In the fast-paced world of electric vehicles (EVs), Hyundai is racing against the clock, and the finish line is a $7.6 billion EV and battery production facility. What’s pushing Hyundai to hit the accelerator pedal? The answer lies in the Inflation Reduction Act (IRA), and the South Korean automaker’s determination to secure its spot in the American EV market.
Since President Biden and his administration passed the IRA, Hyundai, along with its Kia and Genesis brands, has been on a mission to establish a strong domestic EV and battery production presence in the United States. The IRA, a key component of the government’s strategy to combat inflation, has become a beacon for foreign automakers, enticing them to set up shop within the borders of North America or in countries with free trade agreements with the United States.
At the heart of the IRA’s appeal is its generous EV tax credit program, which provides up to $7,500 in incentives for EVs and batteries manufactured in North America. It’s a clear message: Build it here, and we’ll reward you. But this puts pressure on automakers like Hyundai, who still import some of their electric vehicles and batteries from outside North America.

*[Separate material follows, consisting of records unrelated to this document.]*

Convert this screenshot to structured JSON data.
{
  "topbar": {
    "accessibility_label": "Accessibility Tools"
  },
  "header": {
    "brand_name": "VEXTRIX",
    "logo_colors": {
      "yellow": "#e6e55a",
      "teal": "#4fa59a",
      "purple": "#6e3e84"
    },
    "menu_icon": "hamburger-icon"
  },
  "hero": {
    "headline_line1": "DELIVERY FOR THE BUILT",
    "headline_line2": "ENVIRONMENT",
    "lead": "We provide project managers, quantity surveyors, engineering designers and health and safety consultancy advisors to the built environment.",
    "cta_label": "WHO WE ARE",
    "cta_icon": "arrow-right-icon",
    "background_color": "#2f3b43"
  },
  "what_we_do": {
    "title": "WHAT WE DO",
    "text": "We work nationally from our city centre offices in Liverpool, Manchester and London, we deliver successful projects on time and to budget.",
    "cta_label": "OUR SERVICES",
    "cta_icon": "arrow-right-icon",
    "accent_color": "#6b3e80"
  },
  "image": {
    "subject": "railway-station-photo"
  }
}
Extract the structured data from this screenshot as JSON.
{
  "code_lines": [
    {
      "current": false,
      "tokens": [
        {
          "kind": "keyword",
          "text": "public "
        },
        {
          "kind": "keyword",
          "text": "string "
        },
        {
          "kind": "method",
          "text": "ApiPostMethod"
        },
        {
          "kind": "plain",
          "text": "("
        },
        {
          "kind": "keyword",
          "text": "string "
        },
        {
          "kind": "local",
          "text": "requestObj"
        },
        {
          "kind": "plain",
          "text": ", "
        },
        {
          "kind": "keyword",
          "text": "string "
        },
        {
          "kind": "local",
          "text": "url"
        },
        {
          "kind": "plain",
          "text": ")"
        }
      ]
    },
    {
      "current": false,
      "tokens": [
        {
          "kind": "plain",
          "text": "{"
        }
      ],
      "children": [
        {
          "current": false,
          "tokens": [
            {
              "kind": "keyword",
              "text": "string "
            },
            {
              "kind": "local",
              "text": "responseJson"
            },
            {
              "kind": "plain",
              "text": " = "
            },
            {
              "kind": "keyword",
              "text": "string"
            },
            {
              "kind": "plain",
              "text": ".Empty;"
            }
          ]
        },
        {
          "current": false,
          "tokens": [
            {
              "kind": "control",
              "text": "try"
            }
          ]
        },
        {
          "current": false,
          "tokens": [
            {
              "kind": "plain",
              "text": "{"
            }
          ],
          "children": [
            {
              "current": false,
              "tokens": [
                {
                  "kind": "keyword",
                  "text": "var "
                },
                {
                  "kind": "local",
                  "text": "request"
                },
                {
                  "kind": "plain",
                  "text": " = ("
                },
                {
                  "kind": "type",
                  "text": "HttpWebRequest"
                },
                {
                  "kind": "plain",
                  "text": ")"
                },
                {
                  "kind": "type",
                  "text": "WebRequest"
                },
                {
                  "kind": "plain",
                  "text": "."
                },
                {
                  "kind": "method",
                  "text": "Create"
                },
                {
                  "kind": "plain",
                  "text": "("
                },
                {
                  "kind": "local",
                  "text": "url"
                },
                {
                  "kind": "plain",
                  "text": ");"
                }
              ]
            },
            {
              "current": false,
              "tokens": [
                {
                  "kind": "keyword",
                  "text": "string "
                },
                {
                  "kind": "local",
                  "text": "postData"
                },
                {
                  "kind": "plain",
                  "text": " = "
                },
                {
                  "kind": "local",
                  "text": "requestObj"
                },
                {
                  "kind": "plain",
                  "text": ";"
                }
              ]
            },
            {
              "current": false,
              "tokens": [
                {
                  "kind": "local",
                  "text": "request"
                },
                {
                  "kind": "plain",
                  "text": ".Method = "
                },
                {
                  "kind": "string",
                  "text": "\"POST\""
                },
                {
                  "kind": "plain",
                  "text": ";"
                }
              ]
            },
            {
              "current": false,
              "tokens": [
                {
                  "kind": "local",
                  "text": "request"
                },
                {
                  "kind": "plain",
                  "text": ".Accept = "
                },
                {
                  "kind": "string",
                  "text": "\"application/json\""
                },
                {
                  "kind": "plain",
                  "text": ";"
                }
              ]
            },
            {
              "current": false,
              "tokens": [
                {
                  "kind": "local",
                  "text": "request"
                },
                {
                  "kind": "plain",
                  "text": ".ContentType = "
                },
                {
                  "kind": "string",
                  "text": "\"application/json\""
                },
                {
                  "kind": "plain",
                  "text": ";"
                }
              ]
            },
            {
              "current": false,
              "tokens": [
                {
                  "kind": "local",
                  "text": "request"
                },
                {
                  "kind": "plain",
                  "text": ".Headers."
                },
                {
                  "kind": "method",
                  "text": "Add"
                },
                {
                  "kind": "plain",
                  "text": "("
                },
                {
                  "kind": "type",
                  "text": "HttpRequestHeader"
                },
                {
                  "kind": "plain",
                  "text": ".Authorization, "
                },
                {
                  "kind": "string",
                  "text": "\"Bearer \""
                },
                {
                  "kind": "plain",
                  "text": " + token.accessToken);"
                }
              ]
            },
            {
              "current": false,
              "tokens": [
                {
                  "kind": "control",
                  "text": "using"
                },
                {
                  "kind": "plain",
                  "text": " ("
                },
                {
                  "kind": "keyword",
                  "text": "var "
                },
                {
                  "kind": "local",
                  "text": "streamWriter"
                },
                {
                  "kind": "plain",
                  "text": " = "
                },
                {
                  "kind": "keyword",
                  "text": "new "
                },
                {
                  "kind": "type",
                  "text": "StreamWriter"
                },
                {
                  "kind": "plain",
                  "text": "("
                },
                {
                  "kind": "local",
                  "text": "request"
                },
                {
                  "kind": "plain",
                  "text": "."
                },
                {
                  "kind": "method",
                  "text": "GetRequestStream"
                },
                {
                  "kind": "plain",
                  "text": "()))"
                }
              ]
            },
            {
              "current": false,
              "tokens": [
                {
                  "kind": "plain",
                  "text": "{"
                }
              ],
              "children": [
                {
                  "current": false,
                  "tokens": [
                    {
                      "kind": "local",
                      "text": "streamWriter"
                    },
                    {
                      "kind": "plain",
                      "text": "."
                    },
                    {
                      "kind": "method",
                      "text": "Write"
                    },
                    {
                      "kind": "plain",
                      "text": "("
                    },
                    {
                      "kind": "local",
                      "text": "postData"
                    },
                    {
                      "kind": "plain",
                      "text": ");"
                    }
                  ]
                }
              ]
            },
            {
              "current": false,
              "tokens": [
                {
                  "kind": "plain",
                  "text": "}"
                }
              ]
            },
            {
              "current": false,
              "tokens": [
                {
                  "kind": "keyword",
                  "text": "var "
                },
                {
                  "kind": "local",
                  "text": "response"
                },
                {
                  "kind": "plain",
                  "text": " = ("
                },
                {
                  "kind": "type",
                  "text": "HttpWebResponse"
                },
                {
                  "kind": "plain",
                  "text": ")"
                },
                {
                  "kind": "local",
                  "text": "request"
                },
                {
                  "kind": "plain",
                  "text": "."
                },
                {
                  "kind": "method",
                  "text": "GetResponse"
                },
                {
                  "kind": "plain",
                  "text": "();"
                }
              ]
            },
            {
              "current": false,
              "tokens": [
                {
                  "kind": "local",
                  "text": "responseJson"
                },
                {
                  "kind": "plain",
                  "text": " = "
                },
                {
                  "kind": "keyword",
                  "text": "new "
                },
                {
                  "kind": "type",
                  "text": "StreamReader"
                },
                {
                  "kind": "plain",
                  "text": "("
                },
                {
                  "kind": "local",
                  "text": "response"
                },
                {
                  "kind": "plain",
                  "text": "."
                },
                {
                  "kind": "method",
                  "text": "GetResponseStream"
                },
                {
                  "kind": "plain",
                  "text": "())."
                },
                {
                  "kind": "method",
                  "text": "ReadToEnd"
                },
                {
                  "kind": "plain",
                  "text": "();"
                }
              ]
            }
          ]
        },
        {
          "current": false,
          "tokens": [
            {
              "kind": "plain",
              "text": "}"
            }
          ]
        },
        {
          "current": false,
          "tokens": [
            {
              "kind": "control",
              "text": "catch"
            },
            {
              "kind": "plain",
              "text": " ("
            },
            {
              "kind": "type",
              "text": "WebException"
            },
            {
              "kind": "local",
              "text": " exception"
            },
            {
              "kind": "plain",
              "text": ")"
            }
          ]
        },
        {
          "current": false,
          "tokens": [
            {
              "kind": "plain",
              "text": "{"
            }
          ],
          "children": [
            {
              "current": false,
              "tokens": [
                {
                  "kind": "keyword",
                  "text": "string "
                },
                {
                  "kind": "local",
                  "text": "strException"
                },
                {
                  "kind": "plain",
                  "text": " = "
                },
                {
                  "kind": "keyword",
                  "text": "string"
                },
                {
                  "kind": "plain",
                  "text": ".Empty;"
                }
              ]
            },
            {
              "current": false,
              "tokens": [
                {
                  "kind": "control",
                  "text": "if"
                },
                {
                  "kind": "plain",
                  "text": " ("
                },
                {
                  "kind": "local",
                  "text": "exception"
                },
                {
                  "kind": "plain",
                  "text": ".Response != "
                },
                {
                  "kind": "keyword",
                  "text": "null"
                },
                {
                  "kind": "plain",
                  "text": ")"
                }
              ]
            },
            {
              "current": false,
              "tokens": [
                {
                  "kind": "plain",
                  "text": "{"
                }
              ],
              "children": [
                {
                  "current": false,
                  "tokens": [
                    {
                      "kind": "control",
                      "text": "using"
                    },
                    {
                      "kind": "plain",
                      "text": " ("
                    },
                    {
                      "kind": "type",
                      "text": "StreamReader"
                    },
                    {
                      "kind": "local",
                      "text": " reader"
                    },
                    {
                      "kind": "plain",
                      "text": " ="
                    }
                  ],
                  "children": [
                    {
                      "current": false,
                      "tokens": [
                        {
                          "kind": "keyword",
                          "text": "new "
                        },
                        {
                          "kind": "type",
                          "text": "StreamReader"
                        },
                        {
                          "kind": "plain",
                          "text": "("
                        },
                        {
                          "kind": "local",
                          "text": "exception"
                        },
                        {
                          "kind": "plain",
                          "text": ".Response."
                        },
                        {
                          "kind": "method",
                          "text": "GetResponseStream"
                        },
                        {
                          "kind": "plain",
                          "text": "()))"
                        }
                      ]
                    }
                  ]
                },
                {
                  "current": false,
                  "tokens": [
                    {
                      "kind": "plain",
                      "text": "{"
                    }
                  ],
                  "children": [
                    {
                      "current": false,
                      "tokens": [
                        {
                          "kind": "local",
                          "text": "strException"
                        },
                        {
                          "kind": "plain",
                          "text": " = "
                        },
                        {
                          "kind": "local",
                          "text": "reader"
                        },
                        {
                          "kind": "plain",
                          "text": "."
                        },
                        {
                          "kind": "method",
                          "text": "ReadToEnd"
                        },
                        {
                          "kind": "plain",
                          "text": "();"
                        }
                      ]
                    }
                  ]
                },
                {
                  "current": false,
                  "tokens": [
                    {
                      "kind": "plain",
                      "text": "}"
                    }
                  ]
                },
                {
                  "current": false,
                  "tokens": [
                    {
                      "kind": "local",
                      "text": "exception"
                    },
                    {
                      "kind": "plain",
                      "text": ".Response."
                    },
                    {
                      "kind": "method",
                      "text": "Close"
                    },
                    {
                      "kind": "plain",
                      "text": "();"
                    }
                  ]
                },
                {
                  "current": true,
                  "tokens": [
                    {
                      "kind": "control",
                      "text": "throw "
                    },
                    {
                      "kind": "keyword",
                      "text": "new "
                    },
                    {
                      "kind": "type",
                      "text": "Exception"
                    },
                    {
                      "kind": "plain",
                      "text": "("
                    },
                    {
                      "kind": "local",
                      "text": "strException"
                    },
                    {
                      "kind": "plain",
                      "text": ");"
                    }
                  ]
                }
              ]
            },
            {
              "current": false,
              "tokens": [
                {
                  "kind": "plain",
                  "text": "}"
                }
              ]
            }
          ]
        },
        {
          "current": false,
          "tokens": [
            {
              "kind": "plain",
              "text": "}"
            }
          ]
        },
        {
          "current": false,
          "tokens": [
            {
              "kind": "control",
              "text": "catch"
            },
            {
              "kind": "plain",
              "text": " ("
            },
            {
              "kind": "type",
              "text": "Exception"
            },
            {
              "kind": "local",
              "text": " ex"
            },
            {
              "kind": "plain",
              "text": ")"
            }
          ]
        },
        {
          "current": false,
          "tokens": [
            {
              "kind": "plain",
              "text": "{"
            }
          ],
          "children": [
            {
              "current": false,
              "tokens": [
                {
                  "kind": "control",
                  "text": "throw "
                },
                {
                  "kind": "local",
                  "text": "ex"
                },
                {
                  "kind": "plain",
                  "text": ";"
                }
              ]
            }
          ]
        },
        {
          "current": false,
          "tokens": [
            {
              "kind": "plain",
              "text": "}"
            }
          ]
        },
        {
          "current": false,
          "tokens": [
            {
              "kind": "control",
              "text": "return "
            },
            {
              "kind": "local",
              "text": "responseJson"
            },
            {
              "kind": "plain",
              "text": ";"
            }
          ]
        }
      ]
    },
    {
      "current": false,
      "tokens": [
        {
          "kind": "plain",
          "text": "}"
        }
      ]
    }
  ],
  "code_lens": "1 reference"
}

Jose Munoz, Hyundai’s President and Global Chief Operating Officer, recently shed light on the situation. During a presentation following Hyundai’s partnership with Georgia Tech, Munoz revealed some impressive figures. He proudly announced that the Hyundai group secured the second-largest market share for electric vehicles in the United States during the first half of 2023, trailing only behind the formidable Tesla.
While Hyundai continues to enjoy some benefits from the IRA, particularly in the form of tax credits for leased electric vehicles, there’s a sense of urgency. The IRA is prodding Hyundai to expedite its production plans within North America.
Munoz articulated the strategy, saying, “What we decided is to double down. We try to accelerate as much as possible the project. And we are confident that the original date of January 2025 would be probably pulled ahead, maybe three months or so. If we can, even more.”
Hyundai’s initial goal is to assemble a substantial 300,000 electric vehicles annually at its Georgia plant. To enhance their eligibility for more tax incentives under the IRA, Hyundai has strategically partnered with South Korean battery supplier LG Energy Solution (LGES) to produce battery cells locally. Furthermore, both companies have announced a significant investment increase of $2 billion to boost battery cell production capacity at the Georgia plant.
Munoz emphasized their commitment to sourcing batteries entirely within the USA to align with the IRA’s provisions. He added that the augmented investment would ensure that Hyundai and LGES utilize “the best possible technology” in battery production.
As Hyundai accelerates its production capabilities, the American EV landscape is in for a dynamic transformation. The IRA’s incentives are not only spurring competition but also driving innovation, ultimately benefitting consumers who are eager to embrace the electric future.